“Recyclops will have his revenge!” (Stephen Siperstein)
I thought you might enjoy these clips from recent episodes of two of NBC’s most popular shows: “The Office” and “30 Rock.” They were included as part of NBC’s Green is Universal campaign week. Initially I was skeptical of a large corporation trying to be “green,” but if you go to the website and pledge to carpool, power down your computer, use a reusable water bottle, or make any other of a number of green lifestyle choices, NBC will donate $1 to the FEED Foundation, which provides healthy meals to children around the world. And in case you were wondering, according to this blog on “green gossip” 30 Rock is one of the greener shows at NBC Universal: “In addition to their standard recycling efforts, the show no longer uses water bottles and has instead installed water filters. Their caterer also uses compostable products, and the offices have switched to chemical-free cleaning products. They also rent hybrids for both talent and crew.” Maybe not the most dynamic environmental position, but I’ll take what I can get, and the clips are hilarious:
Andy: “That’s aersol spray, it’s terrible for the environment”
Dwight: “Humans are terrible for the environment”
Could we read this clip as a critique of deep ecology? Dwight’s Recyclops character moves progressively away from a “hippy ‘happy happy joy joy we’re all connected to nature'” environmentalist position and more towards the darker anti-humanist positions of deep ecology. What happens when Recyclops is locked in an epic battle with Polluticorn? When deep ecologists battle industry and corporations, when there is no room for collaboration and consilience? The costumes may become more and more awesome, but the office suffers. And so do citizens around the world, especially in developing countries
And here’s a link to Al Gore’s cameo on “30 Rock.” I think Gore is surprisingly charming and engaging on camera, and makes a powerful case for the need for both individual and political action. Gore exhorts Kenneth to, “Recycle everything, including jokes,” and then re-uses a joke he made on an earlier episode of the show–classic 30 Rock self-referencing. However, perhaps we could take Gore’s claim–that we should recycle jokes and maybe even other textual forms (poems, flash fiction, songs, even metaphors and similes)–seriously, and understand it as a concept of ecological or sustainable, poetics. Or, more broadly, how could we make use of recycling and re-use, both conceptually and concretely, in our work in the humanities?

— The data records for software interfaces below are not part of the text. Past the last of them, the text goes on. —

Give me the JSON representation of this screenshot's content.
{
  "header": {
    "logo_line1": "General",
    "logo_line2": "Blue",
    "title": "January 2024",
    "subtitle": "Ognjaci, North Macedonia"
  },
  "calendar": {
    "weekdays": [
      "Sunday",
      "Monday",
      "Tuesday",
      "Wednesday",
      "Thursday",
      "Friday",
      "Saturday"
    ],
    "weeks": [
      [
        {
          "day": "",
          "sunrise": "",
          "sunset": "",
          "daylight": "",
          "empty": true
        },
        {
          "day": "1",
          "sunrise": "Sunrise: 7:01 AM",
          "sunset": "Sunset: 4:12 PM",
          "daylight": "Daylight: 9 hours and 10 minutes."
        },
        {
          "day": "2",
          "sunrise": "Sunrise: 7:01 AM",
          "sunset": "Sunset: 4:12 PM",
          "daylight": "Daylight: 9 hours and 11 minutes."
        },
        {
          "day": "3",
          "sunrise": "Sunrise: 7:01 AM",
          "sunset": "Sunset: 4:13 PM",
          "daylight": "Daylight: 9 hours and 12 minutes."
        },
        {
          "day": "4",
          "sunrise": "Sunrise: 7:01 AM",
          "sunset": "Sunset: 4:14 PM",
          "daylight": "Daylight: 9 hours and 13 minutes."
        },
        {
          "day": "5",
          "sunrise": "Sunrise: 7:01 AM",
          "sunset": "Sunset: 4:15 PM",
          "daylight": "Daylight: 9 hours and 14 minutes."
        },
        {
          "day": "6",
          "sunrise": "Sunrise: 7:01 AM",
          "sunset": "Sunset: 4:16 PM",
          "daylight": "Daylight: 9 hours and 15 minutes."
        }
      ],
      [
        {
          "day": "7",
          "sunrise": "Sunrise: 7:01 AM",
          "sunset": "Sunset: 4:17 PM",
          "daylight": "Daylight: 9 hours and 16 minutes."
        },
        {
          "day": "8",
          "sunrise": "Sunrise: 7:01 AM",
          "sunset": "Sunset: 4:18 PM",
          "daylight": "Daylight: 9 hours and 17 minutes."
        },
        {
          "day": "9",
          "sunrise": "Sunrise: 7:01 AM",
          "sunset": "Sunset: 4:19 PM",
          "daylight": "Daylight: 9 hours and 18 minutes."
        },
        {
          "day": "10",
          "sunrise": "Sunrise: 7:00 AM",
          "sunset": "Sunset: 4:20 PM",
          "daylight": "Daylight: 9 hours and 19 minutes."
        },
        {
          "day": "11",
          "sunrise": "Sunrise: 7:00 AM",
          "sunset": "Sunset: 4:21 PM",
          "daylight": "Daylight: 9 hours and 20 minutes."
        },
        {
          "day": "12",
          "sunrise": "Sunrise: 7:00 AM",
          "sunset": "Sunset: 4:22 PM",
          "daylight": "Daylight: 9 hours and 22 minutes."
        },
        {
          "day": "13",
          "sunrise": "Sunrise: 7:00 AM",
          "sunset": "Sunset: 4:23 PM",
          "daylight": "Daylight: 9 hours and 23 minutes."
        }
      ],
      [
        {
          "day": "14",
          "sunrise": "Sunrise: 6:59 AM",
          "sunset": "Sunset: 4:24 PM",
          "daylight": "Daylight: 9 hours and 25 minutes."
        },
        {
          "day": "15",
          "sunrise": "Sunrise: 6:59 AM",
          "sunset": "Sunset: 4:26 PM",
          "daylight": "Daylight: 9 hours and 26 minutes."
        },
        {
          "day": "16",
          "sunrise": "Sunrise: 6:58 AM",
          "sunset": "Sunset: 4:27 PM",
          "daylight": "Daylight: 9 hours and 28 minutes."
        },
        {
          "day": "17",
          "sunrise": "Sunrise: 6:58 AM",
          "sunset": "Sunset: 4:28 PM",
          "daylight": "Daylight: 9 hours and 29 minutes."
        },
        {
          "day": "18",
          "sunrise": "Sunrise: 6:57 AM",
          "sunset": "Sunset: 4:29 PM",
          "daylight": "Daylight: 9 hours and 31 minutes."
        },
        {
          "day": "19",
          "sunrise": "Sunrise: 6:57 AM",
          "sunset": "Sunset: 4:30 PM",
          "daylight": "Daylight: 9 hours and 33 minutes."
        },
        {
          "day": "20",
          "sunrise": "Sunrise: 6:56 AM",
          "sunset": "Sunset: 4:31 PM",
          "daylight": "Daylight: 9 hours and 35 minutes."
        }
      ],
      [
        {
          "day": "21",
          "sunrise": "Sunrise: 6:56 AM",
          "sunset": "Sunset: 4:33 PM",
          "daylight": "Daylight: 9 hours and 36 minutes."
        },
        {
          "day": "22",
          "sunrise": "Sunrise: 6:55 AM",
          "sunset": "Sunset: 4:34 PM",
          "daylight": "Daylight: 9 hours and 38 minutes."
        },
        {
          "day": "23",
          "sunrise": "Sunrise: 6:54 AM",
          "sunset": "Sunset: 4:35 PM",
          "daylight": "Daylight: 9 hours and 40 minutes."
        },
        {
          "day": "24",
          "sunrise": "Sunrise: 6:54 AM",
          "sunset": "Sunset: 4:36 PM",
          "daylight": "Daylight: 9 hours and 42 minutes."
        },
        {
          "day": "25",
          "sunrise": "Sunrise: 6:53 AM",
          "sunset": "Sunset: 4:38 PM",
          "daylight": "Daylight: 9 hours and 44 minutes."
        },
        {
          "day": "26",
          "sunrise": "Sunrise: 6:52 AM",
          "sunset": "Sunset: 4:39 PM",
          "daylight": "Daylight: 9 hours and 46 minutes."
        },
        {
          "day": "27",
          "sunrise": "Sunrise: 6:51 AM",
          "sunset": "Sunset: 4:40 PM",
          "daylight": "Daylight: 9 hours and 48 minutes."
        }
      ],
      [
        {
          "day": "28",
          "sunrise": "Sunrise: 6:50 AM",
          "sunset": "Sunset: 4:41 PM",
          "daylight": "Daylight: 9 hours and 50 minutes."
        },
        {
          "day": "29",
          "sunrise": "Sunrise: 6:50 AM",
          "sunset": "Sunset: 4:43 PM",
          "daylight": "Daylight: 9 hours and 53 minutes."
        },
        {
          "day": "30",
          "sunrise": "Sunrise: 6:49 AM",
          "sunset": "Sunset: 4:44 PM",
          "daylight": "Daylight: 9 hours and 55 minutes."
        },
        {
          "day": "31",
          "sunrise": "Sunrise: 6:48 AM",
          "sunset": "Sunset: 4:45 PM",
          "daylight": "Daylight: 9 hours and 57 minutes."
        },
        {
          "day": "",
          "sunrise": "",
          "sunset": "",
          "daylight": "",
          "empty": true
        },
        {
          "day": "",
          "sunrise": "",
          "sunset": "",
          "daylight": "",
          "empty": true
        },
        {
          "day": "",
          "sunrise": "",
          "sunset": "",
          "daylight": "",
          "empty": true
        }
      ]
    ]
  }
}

Such jumbled thoughts, and from watching green pop-culture. Perhaps it would have been more ecological to just turn off the television? Oh well, enjoy the clips!